Item #3437 The Longest Walk. Come My Brothers. Let Us See What Kind of World We Make for Our Children... [caption title]. Native Americans, Civil Rights.

The Longest Walk. Come My Brothers. Let Us See What Kind of World We Make for Our Children... [caption title]

[San Francisco?]: 1978. Three-color poster, approximately 17.5 x 23 inches. Several small perforations at corners where previously posted. Contemporary ink annotations in lower margins. Even toning and light dust soiling in margins. About very good. Item #3437

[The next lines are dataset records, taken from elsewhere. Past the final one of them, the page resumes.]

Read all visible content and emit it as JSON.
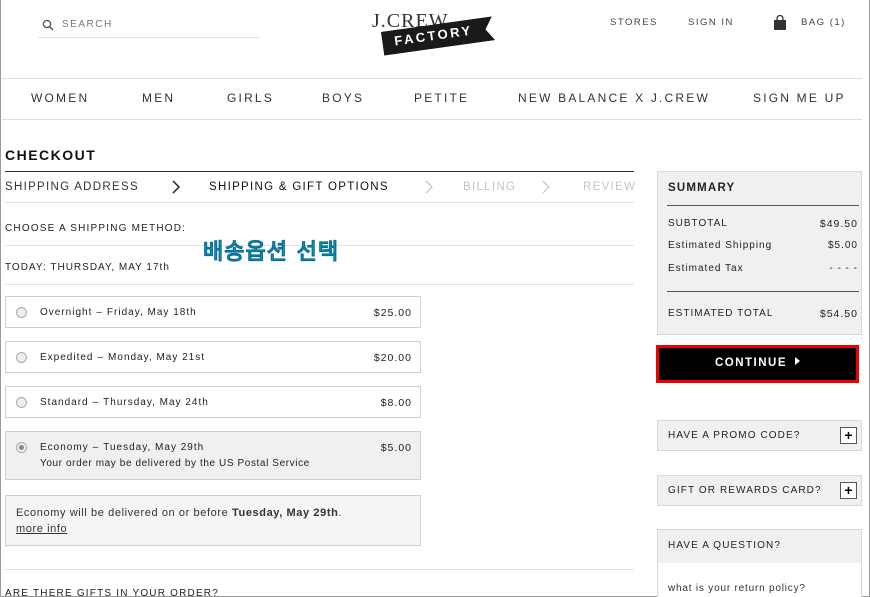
{
  "header": {
    "search_placeholder": "SEARCH",
    "logo_top": "J.CREW",
    "logo_banner": "FACTORY",
    "stores": "STORES",
    "sign_in": "SIGN IN",
    "bag": "BAG (1)"
  },
  "nav": [
    "WOMEN",
    "MEN",
    "GIRLS",
    "BOYS",
    "PETITE",
    "NEW BALANCE X J.CREW",
    "SIGN ME UP"
  ],
  "checkout": {
    "title": "CHECKOUT",
    "steps": [
      "SHIPPING ADDRESS",
      "SHIPPING & GIFT OPTIONS",
      "BILLING",
      "REVIEW"
    ],
    "choose_label": "CHOOSE A SHIPPING METHOD:",
    "today_label": "TODAY:",
    "today_value": "THURSDAY, MAY 17th",
    "annotation": "배송옵션 선택",
    "options": [
      {
        "name": "Overnight",
        "sep": "–",
        "date": "Friday, May 18th",
        "price": "$25.00"
      },
      {
        "name": "Expedited",
        "sep": "–",
        "date": "Monday, May 21st",
        "price": "$20.00"
      },
      {
        "name": "Standard",
        "sep": "–",
        "date": "Thursday, May 24th",
        "price": "$8.00"
      },
      {
        "name": "Economy",
        "sep": "–",
        "date": "Tuesday, May 29th",
        "price": "$5.00",
        "note": "Your order may be delivered by the US Postal Service"
      }
    ],
    "info_prefix": "Economy will be delivered on or before",
    "info_date": "Tuesday, May 29th",
    "info_suffix": ".",
    "more_info": "more info",
    "gifts_label": "ARE THERE GIFTS IN YOUR ORDER?"
  },
  "summary": {
    "title": "SUMMARY",
    "subtotal_label": "SUBTOTAL",
    "subtotal_value": "$49.50",
    "shipping_label": "Estimated Shipping",
    "shipping_value": "$5.00",
    "tax_label": "Estimated Tax",
    "tax_value": "- - - -",
    "total_label": "ESTIMATED TOTAL",
    "total_value": "$54.50"
  },
  "continue_label": "CONTINUE",
  "promo_label": "HAVE A PROMO CODE?",
  "gift_card_label": "GIFT OR REWARDS CARD?",
  "plus": "+",
  "question_title": "HAVE A QUESTION?",
  "question_link": "what is your return policy?"
}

Scarce and attractive poster for "The Longest Walk," a five-month, three-thousand-mile march led by the American Indian Movement in 1978 to protest legislation that sought to abrogate treaties with Indian Nations, limit tribal rights, and curtail the claims of reservations to natural resources, among other indignities. The walk began on February 11, 1978, at Alcatraz, which had been occupied in protest by Native Americans nearly a decade earlier, and proceeded to Washington, D.C., where over 30,000 marchers arrived on July 15. The poster, printed in black, teal, and red, depicts an American Indian overlooking a semi-abstract Western scene, with text that provides information about the beginning of the march and its goals: "To bring attention to anti-Indian legislation now in the House & Senate. These bills will TERMINATE the treaties between the U.S. & Native people. The effect of these bills will cause the complete Extermination of Indian people as a race. Hunting, Fishing & Water Rights of Indian people will be taken away. The remaining land will be taken away from Indian people." The Longest Walk was the last and most prominent action of the American Indian Movement before its national leadership dissolved at the end of the same year. We locate no institutional examples.

Price: $1,500.00